Dang, this is a big box, but then at 1:7 scale, Yui is a little larger than even the tallest of my Koto Bishoujos and a lot larger than the 1:10 scale ArtFx+ pieces. Size notwithstanding, if you own any of Koto’s PCV statues, then the packaging here should be fairly familiar to you. You get a big window on the front giving you a peek at the statue between her clear plastic trays with a cut-out in the top tray to give you a better look at the face. There are additional windows on the sides and top panel to let more light in. Surprisingly, there’s no art from the show, instead the box is decked out completely with photos of the actual statue. I don’t think it’s as artsy as the Bishoujo packages, but it is collector friendly and it certainly gets the job done.


Ah, is there anything better than the fresh smell of a PCV statue coming out of the box? I think not. Once out of the box, Yui requires a little bit of assembly. First, you have to plug the figure into the base via her right foot. She attaches very easily and her left hand serves as a guide as it comes to rest right on the crumbling concrete wall and is also secured by a tab. Next, you slide her katana sword into her hand. Again, it goes in nice and easy. Lastly you get a few extra pieces of individually wrapped concrete debris that you can place on the base wherever you want. For now, I’m opting to leave them out.




And there we have Yui Takamura, descendent from a noble line of Samurai, member of the Imperial Guard, and looking mighty hot in her pilot suit. The composition of the statue places Yui taking a moment out of action to mug for the camera. She’s leaning on a piece of destroyed concrete wall with her left hand and her right foot is slightly up. Her right hip is thrown out and she holds her trusty sword at her side. I like it a lot!




As is emphasized in the show, the rubbery pilot suits are skin tight and basically vacuum sealed onto the wearer’s body, which leaves very little to the imagination. What I really like about it is that the suit design contrasts all the copious curves of Yui’s body with some more angular pieces, particularly in the boots, hips, and shoulders. It’s a design that accentuates the idea of pilot and machine working together. As Yui herself would point out, “The horse and the rider are one!” Plus, Yui’s got a really nice ass.




The deco here reflects the rather distinctive coloring of Yui’s pilot suit, which includes the black, purple, and yellow that matches her Type 00 mech. There’s a nice variation in paint finish on the figure, with the black parts having the most brilliant sheen and consequently creating a spectacular effect on her chest area. All of the paint lines are incorporated into the sculpt, which gives the suit a nice, complex look and helps to keep the paint lines clean.


The portrait is excellent, although I’ll confess I find Yui’s face to be overpowered by the incredible job Koto did on her wild mane of hair. The windblown look is nothing new for Koto, they often do it to death, but Yui’s hair is just majestically blown out everywhere and it looks incredible from every angle.
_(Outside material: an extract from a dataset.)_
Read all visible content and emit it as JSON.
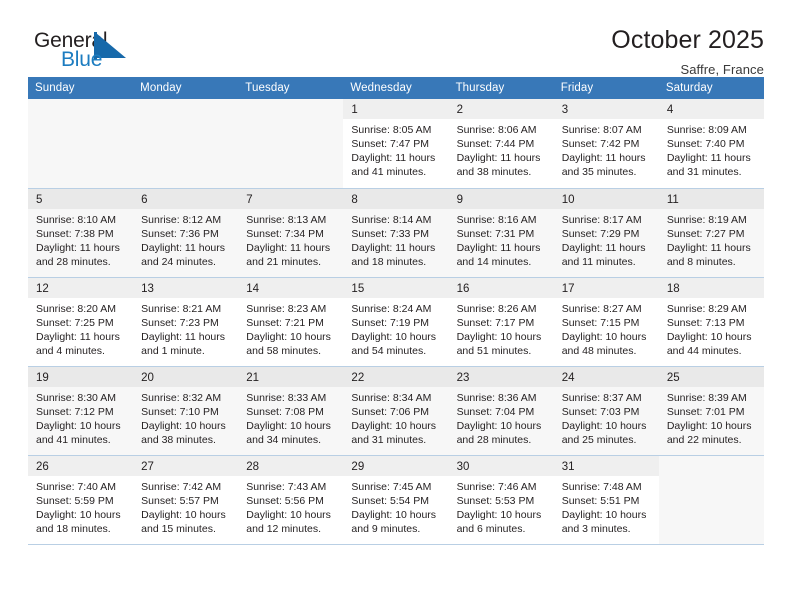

The lower part of her face is framed by the chin piece and the paintwork on her large eyes is impeccable.


Yui’s katana is cast in fairly soft plastic, but it’s rigid enough to keep the blade from warping. There’s detailed sculpting on the grip’s wrapping and decorations on the tsuba. The hamon line on the blade is also painted.


The base is a realistic slice of a crumbling urban setting. The cross section of the broken concrete looks particularly good as do the craters and fissures running throughout the wall. While the base itself is rather shallow and hollow, the wall pieces have a lot of weight, adding a decent amount of heft to the piece.


Even with dozens of their pieces in my collection, Kotobukiya still manages to impress me with every new statue I buy, and that remains to be the case with Yui here. This is a gorgeous statue with all the wonderful design, sculpting, and paintwork that I have come to expect from these craftsmen. It’s true that I was hesitant to invest in a new line of statues, but now that I’ve got her on my shelf I’ve got no regrets. She’s a great piece for fans of the show or just anyone who wants to grace their shelves with a hot chick in a mech pilot suit. Next week, I’ll keep the Muv Luv love going with a look at the first of The Scarlet Twins… Cryska.